Leeds quintet The Golden Age of TV have shared their contribution to the Leeds based Come Play With Me 7” Singles Club with new track ‘Television’, which will be released on June 22nd.

The Golden Age Of TV have quickly gathered a lot of momentum with razor sharp, whip smart and perfectly crafted indie pop. Their three singles so far have all earned support from Radio 1 with Huw Stephens playing every song they’ve released. They’ve also performed at Reading & Leeds and with bands like Fickle Friends, Toothless & Alex Cameron, and nailed it at Long Division in Wakefield at the weekend.

Get your lugs round ‘Television’ here:

Joining The Golden Age of TV will be electropop quartet ENGINE. Surfing in from the outer rim of Burley and noisily settling on the Meanwood Nebula, ENGINE continue to blaze an individual DIY trail in Leeds. The group combines sampled psychedelics with introverted song-writing of a bygone era. With their recent debut album Cucumber Water now and an ever growing live reputation including support slots with Connan Mockasin, Infinite Bisous and C Duncan under their belts, ENGINE have moved forward with the driving, infectious, electronic groove ridden new flawless pop song ‘And I Say’.

Golden Age of TV -1

The Golden Age of TV

Leeds quartet Furr have shared their new single ‘Another Fable’ the first track to be taken from the next instalment of Leeds’ Come Play With Me 7” Singles Club.

Previously supported by the likes of Classic Rock Magazine and Upset Magazine, Furr play QOTSA inspired pummelling riffs complete with big choruses. The band also just played a massively well received show at Live at Leeds Festival last Saturday to a packed Dork / Key Club Stage in their home city.
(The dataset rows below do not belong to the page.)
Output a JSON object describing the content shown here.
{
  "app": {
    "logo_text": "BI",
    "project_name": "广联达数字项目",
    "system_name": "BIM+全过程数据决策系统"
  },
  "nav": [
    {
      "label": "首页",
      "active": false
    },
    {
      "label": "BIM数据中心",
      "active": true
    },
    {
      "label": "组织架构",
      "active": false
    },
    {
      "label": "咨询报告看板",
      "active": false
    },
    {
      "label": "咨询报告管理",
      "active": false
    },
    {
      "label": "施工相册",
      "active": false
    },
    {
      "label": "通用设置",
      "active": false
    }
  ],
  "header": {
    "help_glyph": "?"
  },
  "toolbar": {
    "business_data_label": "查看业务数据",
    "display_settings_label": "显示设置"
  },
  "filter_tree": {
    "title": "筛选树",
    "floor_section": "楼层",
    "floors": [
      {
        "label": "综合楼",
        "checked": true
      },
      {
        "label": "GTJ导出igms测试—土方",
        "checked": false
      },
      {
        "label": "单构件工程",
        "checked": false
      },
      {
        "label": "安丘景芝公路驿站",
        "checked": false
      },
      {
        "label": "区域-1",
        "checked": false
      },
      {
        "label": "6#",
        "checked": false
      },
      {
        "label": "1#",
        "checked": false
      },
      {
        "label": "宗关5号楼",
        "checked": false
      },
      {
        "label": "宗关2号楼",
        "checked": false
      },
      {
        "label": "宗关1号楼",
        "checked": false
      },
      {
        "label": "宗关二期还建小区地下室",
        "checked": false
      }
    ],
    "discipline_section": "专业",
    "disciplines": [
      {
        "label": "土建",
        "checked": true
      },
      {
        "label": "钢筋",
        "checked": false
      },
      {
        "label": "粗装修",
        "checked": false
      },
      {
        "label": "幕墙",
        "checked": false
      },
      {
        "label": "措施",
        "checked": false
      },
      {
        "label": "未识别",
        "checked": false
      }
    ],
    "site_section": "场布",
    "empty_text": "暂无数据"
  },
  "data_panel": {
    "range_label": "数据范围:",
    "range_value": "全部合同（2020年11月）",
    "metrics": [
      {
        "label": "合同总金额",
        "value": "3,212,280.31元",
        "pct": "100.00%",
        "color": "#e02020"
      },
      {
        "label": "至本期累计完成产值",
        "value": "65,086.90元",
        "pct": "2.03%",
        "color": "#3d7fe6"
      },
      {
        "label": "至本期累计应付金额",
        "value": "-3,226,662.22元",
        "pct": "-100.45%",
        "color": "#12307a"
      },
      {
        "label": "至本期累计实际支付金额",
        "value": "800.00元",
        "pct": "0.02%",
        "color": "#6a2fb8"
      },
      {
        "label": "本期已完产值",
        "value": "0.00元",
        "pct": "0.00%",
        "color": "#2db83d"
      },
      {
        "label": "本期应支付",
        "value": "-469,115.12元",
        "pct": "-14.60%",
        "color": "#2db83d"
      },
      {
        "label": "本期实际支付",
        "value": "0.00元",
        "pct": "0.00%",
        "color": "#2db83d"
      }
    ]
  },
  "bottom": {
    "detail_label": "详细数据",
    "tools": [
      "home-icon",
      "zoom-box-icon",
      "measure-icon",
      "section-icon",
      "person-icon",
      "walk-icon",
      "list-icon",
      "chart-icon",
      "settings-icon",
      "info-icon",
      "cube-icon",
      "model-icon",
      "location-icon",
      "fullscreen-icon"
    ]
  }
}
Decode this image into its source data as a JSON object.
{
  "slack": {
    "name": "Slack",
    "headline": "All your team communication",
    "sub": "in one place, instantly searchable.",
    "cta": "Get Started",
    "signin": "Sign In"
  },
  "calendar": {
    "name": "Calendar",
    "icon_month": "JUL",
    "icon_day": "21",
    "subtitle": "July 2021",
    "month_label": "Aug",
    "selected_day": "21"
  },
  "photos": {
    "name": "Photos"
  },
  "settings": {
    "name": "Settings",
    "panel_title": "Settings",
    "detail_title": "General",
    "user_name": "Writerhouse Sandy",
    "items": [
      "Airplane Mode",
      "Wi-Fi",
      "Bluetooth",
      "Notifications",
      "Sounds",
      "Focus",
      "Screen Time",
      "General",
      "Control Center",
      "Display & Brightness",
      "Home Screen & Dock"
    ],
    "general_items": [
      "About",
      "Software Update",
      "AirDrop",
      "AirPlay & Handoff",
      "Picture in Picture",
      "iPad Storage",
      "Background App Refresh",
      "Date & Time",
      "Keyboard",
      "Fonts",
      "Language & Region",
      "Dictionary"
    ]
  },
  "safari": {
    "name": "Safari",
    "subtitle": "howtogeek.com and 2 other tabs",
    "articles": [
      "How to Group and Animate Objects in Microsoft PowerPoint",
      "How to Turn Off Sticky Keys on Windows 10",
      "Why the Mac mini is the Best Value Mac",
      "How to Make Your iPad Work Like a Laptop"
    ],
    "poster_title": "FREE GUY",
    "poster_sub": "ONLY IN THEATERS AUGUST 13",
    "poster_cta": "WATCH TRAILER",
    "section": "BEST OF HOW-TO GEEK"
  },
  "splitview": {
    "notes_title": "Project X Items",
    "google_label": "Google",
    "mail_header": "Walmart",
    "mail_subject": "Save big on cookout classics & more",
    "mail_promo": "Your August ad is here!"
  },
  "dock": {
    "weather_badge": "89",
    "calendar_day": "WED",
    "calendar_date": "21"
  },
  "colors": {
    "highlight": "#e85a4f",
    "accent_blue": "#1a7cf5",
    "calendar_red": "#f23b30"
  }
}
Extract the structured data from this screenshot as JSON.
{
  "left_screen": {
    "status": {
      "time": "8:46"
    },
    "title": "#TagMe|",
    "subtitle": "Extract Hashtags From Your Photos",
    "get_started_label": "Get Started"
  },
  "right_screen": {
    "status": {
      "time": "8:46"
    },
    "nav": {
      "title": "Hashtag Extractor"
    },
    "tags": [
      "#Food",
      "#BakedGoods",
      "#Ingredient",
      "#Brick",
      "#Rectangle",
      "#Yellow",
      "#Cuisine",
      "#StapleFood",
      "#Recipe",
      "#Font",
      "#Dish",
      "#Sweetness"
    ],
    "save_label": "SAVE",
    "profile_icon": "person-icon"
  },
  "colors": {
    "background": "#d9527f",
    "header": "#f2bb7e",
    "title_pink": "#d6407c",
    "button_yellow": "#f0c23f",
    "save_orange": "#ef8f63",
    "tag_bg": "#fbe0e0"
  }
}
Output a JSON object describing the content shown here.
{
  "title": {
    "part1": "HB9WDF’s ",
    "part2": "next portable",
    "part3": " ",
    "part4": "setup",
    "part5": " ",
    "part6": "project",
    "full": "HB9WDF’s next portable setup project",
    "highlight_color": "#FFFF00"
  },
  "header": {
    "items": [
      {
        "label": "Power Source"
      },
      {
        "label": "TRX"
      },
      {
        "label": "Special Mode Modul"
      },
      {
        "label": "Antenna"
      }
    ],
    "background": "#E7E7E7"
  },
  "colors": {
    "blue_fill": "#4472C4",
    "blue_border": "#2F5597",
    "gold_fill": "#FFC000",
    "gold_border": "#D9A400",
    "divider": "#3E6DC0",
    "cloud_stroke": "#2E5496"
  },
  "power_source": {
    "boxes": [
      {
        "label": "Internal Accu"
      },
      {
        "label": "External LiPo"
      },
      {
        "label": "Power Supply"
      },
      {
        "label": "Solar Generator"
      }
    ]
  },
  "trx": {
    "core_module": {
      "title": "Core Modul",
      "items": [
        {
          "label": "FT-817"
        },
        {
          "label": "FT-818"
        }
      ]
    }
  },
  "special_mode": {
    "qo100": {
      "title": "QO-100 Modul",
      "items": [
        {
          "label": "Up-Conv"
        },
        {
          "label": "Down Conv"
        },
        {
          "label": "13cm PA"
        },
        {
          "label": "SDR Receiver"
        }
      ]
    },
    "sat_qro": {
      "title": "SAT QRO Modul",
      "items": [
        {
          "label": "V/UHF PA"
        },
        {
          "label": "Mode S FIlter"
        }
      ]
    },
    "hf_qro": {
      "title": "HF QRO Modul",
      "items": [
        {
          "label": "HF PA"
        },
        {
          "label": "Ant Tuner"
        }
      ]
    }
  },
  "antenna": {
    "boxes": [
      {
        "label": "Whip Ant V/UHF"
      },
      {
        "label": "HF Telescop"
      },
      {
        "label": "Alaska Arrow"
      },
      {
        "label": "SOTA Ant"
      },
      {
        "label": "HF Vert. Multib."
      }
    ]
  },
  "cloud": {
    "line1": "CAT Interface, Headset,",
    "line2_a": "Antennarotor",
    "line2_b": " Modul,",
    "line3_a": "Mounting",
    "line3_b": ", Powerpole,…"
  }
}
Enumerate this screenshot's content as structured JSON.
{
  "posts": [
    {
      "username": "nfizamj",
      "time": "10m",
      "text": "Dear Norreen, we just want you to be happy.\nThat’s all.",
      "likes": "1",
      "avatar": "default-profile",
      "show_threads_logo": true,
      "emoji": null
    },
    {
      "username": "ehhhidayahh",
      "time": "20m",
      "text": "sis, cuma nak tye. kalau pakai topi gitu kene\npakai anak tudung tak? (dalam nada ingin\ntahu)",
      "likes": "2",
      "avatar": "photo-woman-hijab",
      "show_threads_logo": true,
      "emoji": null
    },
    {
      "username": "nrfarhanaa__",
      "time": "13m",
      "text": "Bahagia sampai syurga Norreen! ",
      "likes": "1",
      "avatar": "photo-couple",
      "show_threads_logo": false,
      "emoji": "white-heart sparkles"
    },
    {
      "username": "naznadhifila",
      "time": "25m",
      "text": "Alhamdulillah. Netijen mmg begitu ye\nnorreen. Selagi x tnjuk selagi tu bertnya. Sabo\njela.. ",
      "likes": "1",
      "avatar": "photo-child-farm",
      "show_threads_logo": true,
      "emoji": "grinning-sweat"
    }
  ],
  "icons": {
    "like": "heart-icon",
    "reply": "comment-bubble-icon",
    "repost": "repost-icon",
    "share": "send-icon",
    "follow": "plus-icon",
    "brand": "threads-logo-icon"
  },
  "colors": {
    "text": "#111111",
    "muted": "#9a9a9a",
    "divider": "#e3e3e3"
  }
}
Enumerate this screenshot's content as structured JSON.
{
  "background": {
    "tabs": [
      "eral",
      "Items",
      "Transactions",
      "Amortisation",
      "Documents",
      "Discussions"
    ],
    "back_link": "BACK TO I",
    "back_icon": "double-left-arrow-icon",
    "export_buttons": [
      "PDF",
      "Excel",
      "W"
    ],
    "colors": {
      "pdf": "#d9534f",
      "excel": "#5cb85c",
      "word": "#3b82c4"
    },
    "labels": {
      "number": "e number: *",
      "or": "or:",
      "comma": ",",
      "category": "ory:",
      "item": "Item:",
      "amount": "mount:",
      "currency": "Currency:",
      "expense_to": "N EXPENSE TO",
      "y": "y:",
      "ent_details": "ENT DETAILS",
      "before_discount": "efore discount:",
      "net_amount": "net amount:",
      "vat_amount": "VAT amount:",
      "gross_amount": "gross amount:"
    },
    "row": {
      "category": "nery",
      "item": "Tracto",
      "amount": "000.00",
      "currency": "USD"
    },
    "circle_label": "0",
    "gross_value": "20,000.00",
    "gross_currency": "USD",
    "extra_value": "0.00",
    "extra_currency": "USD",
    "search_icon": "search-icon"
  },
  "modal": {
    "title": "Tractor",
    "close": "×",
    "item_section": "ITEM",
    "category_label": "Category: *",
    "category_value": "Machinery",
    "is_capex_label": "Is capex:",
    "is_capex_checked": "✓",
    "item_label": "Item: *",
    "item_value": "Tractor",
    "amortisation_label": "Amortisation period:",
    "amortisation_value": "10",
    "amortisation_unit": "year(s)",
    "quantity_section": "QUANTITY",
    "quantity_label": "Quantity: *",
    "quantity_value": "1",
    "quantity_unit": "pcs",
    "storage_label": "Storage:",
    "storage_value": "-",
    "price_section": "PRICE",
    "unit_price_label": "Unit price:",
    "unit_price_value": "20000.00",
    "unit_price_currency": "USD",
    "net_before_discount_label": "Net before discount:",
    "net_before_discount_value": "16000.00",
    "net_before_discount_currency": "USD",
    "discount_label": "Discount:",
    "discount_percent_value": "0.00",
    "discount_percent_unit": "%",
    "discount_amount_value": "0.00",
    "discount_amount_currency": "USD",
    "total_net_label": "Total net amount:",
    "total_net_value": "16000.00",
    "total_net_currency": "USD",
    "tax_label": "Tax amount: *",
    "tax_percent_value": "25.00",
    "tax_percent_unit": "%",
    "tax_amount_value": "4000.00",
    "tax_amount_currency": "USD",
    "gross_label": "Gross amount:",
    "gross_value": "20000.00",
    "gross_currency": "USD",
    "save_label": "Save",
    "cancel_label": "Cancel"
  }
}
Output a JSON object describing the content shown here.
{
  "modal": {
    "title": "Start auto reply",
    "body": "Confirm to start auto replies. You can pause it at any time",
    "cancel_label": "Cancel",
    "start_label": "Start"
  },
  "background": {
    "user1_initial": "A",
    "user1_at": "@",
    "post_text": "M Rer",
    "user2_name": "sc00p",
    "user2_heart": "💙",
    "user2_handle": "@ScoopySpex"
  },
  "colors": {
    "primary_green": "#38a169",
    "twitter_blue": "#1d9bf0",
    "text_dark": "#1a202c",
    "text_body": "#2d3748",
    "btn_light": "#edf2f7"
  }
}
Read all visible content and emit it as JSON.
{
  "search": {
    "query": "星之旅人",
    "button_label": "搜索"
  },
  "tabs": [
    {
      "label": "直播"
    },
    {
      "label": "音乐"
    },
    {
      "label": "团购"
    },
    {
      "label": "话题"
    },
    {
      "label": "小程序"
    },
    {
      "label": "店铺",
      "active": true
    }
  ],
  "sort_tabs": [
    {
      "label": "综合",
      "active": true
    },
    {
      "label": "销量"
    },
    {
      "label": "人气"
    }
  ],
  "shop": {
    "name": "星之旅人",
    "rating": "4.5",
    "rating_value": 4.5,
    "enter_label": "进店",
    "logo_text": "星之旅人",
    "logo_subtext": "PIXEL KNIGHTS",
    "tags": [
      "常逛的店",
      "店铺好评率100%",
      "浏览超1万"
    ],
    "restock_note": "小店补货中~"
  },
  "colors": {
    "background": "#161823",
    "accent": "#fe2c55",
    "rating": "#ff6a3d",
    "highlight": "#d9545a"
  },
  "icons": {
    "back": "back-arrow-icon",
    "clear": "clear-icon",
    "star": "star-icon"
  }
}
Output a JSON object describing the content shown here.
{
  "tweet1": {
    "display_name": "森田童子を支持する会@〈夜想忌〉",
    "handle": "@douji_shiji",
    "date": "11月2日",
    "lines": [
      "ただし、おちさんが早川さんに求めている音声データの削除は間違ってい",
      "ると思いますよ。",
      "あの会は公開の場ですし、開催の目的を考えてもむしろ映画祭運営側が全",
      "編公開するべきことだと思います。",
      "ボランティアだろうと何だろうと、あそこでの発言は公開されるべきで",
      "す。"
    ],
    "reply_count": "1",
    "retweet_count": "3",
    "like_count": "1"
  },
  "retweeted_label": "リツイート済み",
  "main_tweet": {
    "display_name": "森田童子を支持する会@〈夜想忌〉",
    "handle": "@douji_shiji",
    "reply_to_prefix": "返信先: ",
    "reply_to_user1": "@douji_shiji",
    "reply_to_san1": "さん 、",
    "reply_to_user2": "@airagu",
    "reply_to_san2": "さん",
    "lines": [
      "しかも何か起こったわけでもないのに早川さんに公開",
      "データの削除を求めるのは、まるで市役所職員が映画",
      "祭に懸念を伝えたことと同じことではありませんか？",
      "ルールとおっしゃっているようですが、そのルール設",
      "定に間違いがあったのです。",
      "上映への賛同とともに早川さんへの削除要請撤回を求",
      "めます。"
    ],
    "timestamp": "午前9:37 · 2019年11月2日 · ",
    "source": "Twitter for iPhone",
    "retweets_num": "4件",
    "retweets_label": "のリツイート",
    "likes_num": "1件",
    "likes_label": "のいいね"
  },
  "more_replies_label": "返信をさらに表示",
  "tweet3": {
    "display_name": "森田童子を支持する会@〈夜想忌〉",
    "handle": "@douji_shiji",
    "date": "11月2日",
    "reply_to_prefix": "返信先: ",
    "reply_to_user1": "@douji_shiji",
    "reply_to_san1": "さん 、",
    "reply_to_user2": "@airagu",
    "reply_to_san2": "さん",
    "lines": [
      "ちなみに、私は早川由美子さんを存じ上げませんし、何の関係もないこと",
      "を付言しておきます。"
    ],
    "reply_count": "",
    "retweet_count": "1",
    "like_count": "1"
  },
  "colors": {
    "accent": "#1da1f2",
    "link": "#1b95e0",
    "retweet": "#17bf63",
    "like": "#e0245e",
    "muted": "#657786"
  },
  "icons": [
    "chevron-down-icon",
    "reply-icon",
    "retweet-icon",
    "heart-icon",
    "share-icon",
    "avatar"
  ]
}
You can hear ‘Another Fable’ here:

 

FURR

Southern Lord – 10th June 2016

Christopher Nosnibor

Holy fuck. You really need to brace yourself for this. That it’s on Southern Lord and Hissing are described as a Seattle-based blackened/death/ sludge behemoth is a starting point, and the fact the band features a guy called Joe O’Malley, who happens to be the younger brother of Stephen O’Malley gives an indication that it might be heavy… but holy fuck. I’ve (thankfully) never been hit by a truck, but I get the feeling that listening to this is a very similar experience. Yes, it hurts.

My research tells me that the lyrics of the new EP are ‘thematically centred around the effects of the metropolitan environment on the human psyche and explore themes of agoraphobia, urban decay, and incarceration.’ The lyrics aren’t immediately apparent, but the sentiment is conveyed in no uncertain terms, and with unstinting, brutal force.

‘Cairn’ may be an innocuous enough title for a song, connoting a pile of rocks built up by walker to guide others, but there is nothing friendly about this six-minute onslaught. The bass frequencies are everywhere: it’s not a case of the track featuring a hefty bassline but the speakers groaning under the density of the all-consuming bass frequencies which shudder the cones.

‘Husk’ is a similarly terrifying experience, dense, brutal and gnarly. But mere adjectives can’t come close to truly conveying the experience. ‘Dense’ is overused, not least of all by me, to escribe a thick, heavy, impenetrable wall of sound. Hissing create a sound that’s dense to the power of ten, so dense as to almost possess physical presence.

Hissing

 

Hissing on Bandcamp